-- AIM OF THE TASK --
Find and copy the lines in the records beneath this task that contain the word "label".

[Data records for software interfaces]
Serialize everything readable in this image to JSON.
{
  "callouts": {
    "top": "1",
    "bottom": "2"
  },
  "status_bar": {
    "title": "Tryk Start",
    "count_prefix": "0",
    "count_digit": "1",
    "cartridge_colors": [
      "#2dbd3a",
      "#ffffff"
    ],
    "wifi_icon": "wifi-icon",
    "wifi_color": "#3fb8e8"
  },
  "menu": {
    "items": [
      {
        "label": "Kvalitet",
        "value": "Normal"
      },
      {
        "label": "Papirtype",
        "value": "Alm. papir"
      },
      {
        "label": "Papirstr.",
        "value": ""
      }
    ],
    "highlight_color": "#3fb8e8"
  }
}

-- YOUR SOLUTION --
        "label": "Kvalitet",
        "label": "Papirtype",
        "label": "Papirstr.",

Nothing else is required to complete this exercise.